Fish oil supplements - you probably couldn't find three words less likely to stir the imagination, yet Britain has fallen for them hook, line and sinker. We spend an extraordinary £60million a year on fish oil capsules and syrups - around 20 per cent of the total spent on all supplements. So keen are we on the stuff, that manufacturers now add fish oils to all kinds of food - even bread and eggs - confident this will help them sell.
Why? Because of the flood of research suggesting fish oils are the ultimate health elixir, good for the brain, bones and heart, and protective against cancer, eye problems, even back pain.
Just last week, a team of doctors reporting in the Journal Of The America College Of Cardiology suggested that everyone should take omega-3 for their heart. In a review of previous research, they found that patients with heart problems who took fish oils had a 30 per cent lower risk of dying early.
But the researchers said it also protected healthy people.
'We now have compelling evidence from very large studies, some dating back 20 and 30 years, that demonstrates the protective benefits of omega-3 fish oil in multiple aspects of preventative cardiology,' said Dr Carl Lavie, of the Ochsner Cardiology Clinic in
New Orleans.'And it's a very safe and relatively inexpensive therapy.'
But other experts are not convinced. Here, we look at what fish oils can - and can't - do, and whether supplements are worth the money.
WHAT ARE OMEGA OILS?

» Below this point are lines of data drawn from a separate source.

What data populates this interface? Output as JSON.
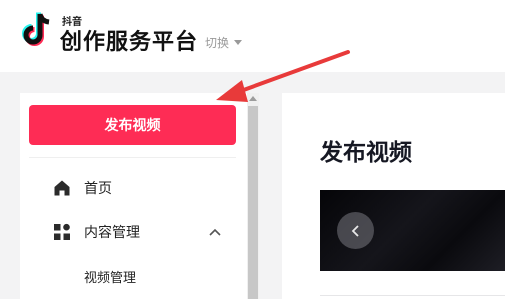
{
  "header": {
    "brand_small": "抖音",
    "brand_main": "创作服务平台",
    "switch_label": "切换"
  },
  "sidebar": {
    "publish_button": "发布视频",
    "items": [
      {
        "label": "首页",
        "icon": "home-icon"
      },
      {
        "label": "内容管理",
        "icon": "apps-icon",
        "expanded": true
      }
    ],
    "sub_items": [
      {
        "label": "视频管理"
      }
    ]
  },
  "main": {
    "title": "发布视频"
  },
  "colors": {
    "accent": "#fe2c55",
    "annotation_arrow": "#e83a3a",
    "background": "#f3f3f4"
  }
}
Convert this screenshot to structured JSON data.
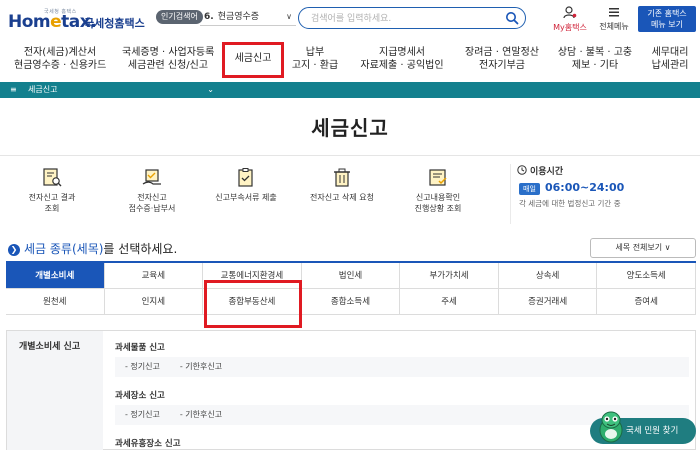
{
  "header": {
    "logo_small": "국세청 홈택스",
    "logo_text_a": "Hom",
    "logo_text_e": "e",
    "logo_text_b": "tax.",
    "logo_korean": "국세청홈택스",
    "popular_badge": "인기검색어",
    "popular_number": "6.",
    "popular_value": "현금영수증",
    "search_placeholder": "검색어를 입력하세요.",
    "my_home_label": "My홈택스",
    "all_menu_label": "전체메뉴",
    "old_home_line1": "기존 홈택스",
    "old_home_line2": "메뉴 보기"
  },
  "mainnav": {
    "items": [
      {
        "line1": "전자(세금)계산서",
        "line2": "현금영수증 · 신용카드"
      },
      {
        "line1": "국세증명 · 사업자등록",
        "line2": "세금관련 신청/신고"
      },
      {
        "line1": "세금신고",
        "line2": ""
      },
      {
        "line1": "납부",
        "line2": "고지 · 환급"
      },
      {
        "line1": "지급명세서",
        "line2": "자료제출 · 공익법인"
      },
      {
        "line1": "장려금 · 연말정산",
        "line2": "전자기부금"
      },
      {
        "line1": "상담 · 불복 · 고충",
        "line2": "제보 · 기타"
      },
      {
        "line1": "세무대리",
        "line2": "납세관리"
      }
    ]
  },
  "breadcrumb": {
    "label": "세금신고"
  },
  "page_title": "세금신고",
  "services": [
    {
      "line1": "전자신고 결과",
      "line2": "조회"
    },
    {
      "line1": "전자신고",
      "line2": "접수증·납부서"
    },
    {
      "line1": "신고부속서류 제출",
      "line2": ""
    },
    {
      "line1": "전자신고 삭제 요청",
      "line2": ""
    },
    {
      "line1": "신고내용확인",
      "line2": "진행상황 조회"
    }
  ],
  "usage_time": {
    "title": "이용시간",
    "badge": "매일",
    "value": "06:00~24:00",
    "desc": "각 세금에 대한 법정신고 기간 중"
  },
  "tax_section": {
    "heading_accent": "세금 종류(세목)",
    "heading_rest": "를 선택하세요.",
    "view_all": "세목 전체보기 ∨",
    "row1": [
      "개별소비세",
      "교육세",
      "교통에너지환경세",
      "법인세",
      "부가가치세",
      "상속세",
      "양도소득세"
    ],
    "row2": [
      "원천세",
      "인지세",
      "종합부동산세",
      "종합소득세",
      "주세",
      "증권거래세",
      "증여세"
    ]
  },
  "content": {
    "side_label": "개별소비세 신고",
    "groups": [
      {
        "title": "과세물품 신고",
        "item1": "- 정기신고",
        "item2": "- 기한후신고"
      },
      {
        "title": "과세장소 신고",
        "item1": "- 정기신고",
        "item2": "- 기한후신고"
      },
      {
        "title": "과세유흥장소 신고"
      }
    ]
  },
  "chat": {
    "label": "국세 민원 찾기"
  },
  "colors": {
    "brand_blue": "#1a56b8",
    "teal": "#13808e",
    "highlight_red": "#e01a22"
  }
}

They are a type of polyunsaturated fat, the healthiest fat you can eat. There are three types of fat in our diet - saturated (which comes mainly from animal sources and includes cheese, butter and red meat), mono-unsaturated (such as olive oil) and polyunsaturated (found in oily fish, nuts and many vegetable oils).Source - Daily Mail